## Try it
For each entry in the listing, produce an exact copy.

## Data
== Segment start ==

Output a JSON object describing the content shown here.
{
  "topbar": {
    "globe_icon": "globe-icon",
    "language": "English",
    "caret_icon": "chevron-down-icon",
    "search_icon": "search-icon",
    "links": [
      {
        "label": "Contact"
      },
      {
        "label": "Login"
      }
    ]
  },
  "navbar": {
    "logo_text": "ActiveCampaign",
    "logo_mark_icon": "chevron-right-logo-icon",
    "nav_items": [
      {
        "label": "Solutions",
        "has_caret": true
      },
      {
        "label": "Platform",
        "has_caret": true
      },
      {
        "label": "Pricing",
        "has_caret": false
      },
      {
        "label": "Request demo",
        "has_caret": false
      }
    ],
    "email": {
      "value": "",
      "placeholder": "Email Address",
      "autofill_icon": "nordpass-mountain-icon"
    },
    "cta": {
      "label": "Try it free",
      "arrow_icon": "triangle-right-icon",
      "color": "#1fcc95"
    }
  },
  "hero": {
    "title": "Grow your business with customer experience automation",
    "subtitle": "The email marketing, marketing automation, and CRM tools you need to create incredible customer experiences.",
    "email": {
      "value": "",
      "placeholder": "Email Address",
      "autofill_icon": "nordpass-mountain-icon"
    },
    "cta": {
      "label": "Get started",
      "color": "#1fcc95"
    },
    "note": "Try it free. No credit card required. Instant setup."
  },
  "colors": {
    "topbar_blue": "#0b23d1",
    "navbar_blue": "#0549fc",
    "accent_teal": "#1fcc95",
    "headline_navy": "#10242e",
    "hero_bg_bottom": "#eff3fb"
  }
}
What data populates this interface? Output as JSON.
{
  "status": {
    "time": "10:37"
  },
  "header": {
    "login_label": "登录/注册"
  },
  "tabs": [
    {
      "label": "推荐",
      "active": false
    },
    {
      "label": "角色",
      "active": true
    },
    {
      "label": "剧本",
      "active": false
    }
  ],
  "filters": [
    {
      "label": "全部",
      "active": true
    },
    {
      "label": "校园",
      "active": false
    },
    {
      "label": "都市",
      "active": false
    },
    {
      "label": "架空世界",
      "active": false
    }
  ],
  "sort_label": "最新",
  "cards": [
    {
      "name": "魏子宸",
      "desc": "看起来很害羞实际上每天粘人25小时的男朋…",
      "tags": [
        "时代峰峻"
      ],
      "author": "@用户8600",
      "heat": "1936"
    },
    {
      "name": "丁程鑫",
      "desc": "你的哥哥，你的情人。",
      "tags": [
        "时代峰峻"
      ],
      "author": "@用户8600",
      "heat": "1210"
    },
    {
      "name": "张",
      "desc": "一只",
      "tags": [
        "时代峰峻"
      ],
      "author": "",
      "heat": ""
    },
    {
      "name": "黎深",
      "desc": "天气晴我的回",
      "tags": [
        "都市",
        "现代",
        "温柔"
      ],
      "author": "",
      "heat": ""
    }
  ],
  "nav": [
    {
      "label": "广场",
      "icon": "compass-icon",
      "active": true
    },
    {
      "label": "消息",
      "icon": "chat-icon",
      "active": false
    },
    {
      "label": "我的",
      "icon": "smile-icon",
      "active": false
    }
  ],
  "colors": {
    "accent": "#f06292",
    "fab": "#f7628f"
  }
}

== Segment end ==

## Response below
Output a JSON object describing the content shown here.
{
  "topbar": {
    "globe_icon": "globe-icon",
    "language": "English",
    "caret_icon": "chevron-down-icon",
    "search_icon": "search-icon",
    "links": [
      {
        "label": "Contact"
      },
      {
        "label": "Login"
      }
    ]
  },
  "navbar": {
    "logo_text": "ActiveCampaign",
    "logo_mark_icon": "chevron-right-logo-icon",
    "nav_items": [
      {
        "label": "Solutions",
        "has_caret": true
      },
      {
        "label": "Platform",
        "has_caret": true
      },
      {
        "label": "Pricing",
        "has_caret": false
      },
      {
        "label": "Request demo",
        "has_caret": false
      }
    ],
    "email": {
      "value": "",
      "placeholder": "Email Address",
      "autofill_icon": "nordpass-mountain-icon"
    },
    "cta": {
      "label": "Try it free",
      "arrow_icon": "triangle-right-icon",
      "color": "#1fcc95"
    }
  },
  "hero": {
    "title": "Grow your business with customer experience automation",
    "subtitle": "The email marketing, marketing automation, and CRM tools you need to create incredible customer experiences.",
    "email": {
      "value": "",
      "placeholder": "Email Address",
      "autofill_icon": "nordpass-mountain-icon"
    },
    "cta": {
      "label": "Get started",
      "color": "#1fcc95"
    },
    "note": "Try it free. No credit card required. Instant setup."
  },
  "colors": {
    "topbar_blue": "#0b23d1",
    "navbar_blue": "#0549fc",
    "accent_teal": "#1fcc95",
    "headline_navy": "#10242e",
    "hero_bg_bottom": "#eff3fb"
  }
}
What data populates this interface? Output as JSON.
{
  "status": {
    "time": "10:37"
  },
  "header": {
    "login_label": "登录/注册"
  },
  "tabs": [
    {
      "label": "推荐",
      "active": false
    },
    {
      "label": "角色",
      "active": true
    },
    {
      "label": "剧本",
      "active": false
    }
  ],
  "filters": [
    {
      "label": "全部",
      "active": true
    },
    {
      "label": "校园",
      "active": false
    },
    {
      "label": "都市",
      "active": false
    },
    {
      "label": "架空世界",
      "active": false
    }
  ],
  "sort_label": "最新",
  "cards": [
    {
      "name": "魏子宸",
      "desc": "看起来很害羞实际上每天粘人25小时的男朋…",
      "tags": [
        "时代峰峻"
      ],
      "author": "@用户8600",
      "heat": "1936"
    },
    {
      "name": "丁程鑫",
      "desc": "你的哥哥，你的情人。",
      "tags": [
        "时代峰峻"
      ],
      "author": "@用户8600",
      "heat": "1210"
    },
    {
      "name": "张",
      "desc": "一只",
      "tags": [
        "时代峰峻"
      ],
      "author": "",
      "heat": ""
    },
    {
      "name": "黎深",
      "desc": "天气晴我的回",
      "tags": [
        "都市",
        "现代",
        "温柔"
      ],
      "author": "",
      "heat": ""
    }
  ],
  "nav": [
    {
      "label": "广场",
      "icon": "compass-icon",
      "active": true
    },
    {
      "label": "消息",
      "icon": "chat-icon",
      "active": false
    },
    {
      "label": "我的",
      "icon": "smile-icon",
      "active": false
    }
  ],
  "colors": {
    "accent": "#f06292",
    "fab": "#f7628f"
  }
}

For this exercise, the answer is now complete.